Paul Henning ’98 didn’t set out to be a professional musician. “I swore up and down I wasn’t going to be a music major or study music—but then, look what I did!” he says.

He moved to Los Angeles where he made a lot of phone calls looking for work as a session player, orchestrator, or proofreader of musical scores—and ended up working with John Williams on the music for Star Wars: The Force Awakens.

Over the course of 60 years, John Williams has scored over 100 films and taken home five Oscars. All his scores, Henning says, start with Williams at the piano with a pad of score paper, writing out everything by hand.

“These sketches are very complete,” Henning says, with all the parts for woodwinds, horns, strings, piano, and percussion written out “down to the tiniest detail.”

“Williams writes this incredibly complex and amazing music that he doesn’t hear until it gets to the scoring stage,” Henning says. “It’s just in his head and there’s not many people who can do that anymore.”

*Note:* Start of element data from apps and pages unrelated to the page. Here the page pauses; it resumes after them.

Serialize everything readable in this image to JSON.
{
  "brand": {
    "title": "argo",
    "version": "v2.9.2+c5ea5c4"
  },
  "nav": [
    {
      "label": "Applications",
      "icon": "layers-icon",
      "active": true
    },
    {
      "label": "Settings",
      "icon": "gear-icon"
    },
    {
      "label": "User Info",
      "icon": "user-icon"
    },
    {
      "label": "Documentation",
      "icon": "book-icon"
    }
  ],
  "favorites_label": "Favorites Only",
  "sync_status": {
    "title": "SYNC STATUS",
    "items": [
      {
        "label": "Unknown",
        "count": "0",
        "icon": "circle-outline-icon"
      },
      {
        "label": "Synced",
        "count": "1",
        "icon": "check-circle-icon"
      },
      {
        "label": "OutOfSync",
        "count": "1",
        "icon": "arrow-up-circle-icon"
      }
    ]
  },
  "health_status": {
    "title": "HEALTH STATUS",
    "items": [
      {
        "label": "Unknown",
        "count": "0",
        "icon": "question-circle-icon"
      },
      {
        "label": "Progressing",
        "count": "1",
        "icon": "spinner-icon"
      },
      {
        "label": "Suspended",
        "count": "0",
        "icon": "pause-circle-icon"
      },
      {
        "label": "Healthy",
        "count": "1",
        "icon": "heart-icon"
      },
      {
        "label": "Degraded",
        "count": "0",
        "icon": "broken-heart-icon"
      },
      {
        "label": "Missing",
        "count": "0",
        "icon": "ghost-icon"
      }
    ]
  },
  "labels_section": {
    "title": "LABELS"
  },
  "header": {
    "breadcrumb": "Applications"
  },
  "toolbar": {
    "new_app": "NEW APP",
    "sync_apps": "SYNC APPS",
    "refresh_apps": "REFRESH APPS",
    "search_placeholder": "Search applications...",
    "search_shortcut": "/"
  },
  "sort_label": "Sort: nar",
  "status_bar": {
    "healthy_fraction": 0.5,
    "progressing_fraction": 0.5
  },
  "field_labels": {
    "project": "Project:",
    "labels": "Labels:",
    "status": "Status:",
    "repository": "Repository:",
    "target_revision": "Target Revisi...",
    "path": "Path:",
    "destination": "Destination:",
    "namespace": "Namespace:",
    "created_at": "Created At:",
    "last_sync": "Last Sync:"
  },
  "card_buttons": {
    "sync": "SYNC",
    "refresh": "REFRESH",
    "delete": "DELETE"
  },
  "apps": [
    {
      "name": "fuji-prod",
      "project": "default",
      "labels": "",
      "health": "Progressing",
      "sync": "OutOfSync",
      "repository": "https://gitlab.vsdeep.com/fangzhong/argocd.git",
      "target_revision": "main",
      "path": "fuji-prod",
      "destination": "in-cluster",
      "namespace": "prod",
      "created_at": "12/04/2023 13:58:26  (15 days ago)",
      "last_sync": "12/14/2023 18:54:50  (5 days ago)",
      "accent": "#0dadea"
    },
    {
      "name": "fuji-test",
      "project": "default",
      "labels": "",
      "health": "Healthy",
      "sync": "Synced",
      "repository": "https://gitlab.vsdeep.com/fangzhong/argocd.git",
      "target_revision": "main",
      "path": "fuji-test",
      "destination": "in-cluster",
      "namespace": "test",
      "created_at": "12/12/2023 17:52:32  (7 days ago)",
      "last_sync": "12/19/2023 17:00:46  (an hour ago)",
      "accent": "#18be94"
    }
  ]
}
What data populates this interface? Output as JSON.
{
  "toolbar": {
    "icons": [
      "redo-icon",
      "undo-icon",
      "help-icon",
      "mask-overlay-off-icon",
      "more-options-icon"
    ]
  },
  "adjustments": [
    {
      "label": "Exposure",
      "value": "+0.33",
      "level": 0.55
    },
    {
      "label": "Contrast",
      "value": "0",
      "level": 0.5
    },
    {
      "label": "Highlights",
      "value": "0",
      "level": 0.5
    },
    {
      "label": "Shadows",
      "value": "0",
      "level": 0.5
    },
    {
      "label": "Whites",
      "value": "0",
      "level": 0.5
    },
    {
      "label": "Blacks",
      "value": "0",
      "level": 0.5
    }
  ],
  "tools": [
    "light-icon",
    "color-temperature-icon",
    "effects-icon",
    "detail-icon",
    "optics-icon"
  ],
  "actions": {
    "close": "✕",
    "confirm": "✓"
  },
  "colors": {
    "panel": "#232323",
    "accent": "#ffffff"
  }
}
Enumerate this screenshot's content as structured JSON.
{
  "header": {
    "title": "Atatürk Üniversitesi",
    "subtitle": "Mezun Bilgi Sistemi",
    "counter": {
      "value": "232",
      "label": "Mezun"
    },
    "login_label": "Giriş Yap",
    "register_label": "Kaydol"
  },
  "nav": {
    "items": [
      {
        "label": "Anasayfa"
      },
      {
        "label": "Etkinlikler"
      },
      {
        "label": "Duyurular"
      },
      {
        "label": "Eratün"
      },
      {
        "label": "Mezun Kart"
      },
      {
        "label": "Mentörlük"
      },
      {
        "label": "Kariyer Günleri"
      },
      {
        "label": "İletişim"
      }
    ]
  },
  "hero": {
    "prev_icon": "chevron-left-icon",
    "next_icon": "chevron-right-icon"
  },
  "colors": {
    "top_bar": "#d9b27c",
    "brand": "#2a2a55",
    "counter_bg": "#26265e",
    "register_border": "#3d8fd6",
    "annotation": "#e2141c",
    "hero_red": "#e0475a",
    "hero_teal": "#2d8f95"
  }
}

As a first step towards a final score, Henning engraves the sketches using software before completing final orchestrations. From there, the score passes through many hands, returning multiple times to Henning for proofing and fine-tuning of the orchestration. Henning continues to work with the Academy Award-winning composer, most recently on BFG, the film adaptation of the beloved Roald Dahl story.

Henning is an aspiring composer himself. He’s written the score for a film, The Town that Was, and is about to release an album of original orchestral music. Called Breaking Through, the compositions feature Henning on his first instrument, piano.

As if that weren’t enough, Henning is also a successful studio musician. He’s played violin on Barbra Streisand and Neil Young albums, a slew of TV shows such as Family Guy, as well as the songs in Frozen and the latest Ice Age and X-Men films.


Henning was well prepared for session work. The fifth-generation Pullmanite started on piano when he was 8, and studied violin with WSU associate professor Meredith Arksey when he was a teen. Despite that, Henning planned to go into civil engineering until a flute player friend he met at Alive! new student orientation encouraged him to take music classes. Henning and Amanda (Bullock) Grider ’98 played in marching band and Crimson Company together.

“It was her friendship at Alive! that helped me make the decision to go into music,” Henning says.

Even with all his experience, Henning says sessions are still extremely demanding.

“You are usually sight-reading everything” at recording sessions, “and the music is sometimes ferociously difficult. Sometimes almost to the point of panic: How am I going to get this in the next 10 seconds?

“But then they say, ‘OK, violins, here we go,’ and you have to pick it up and just nail it.”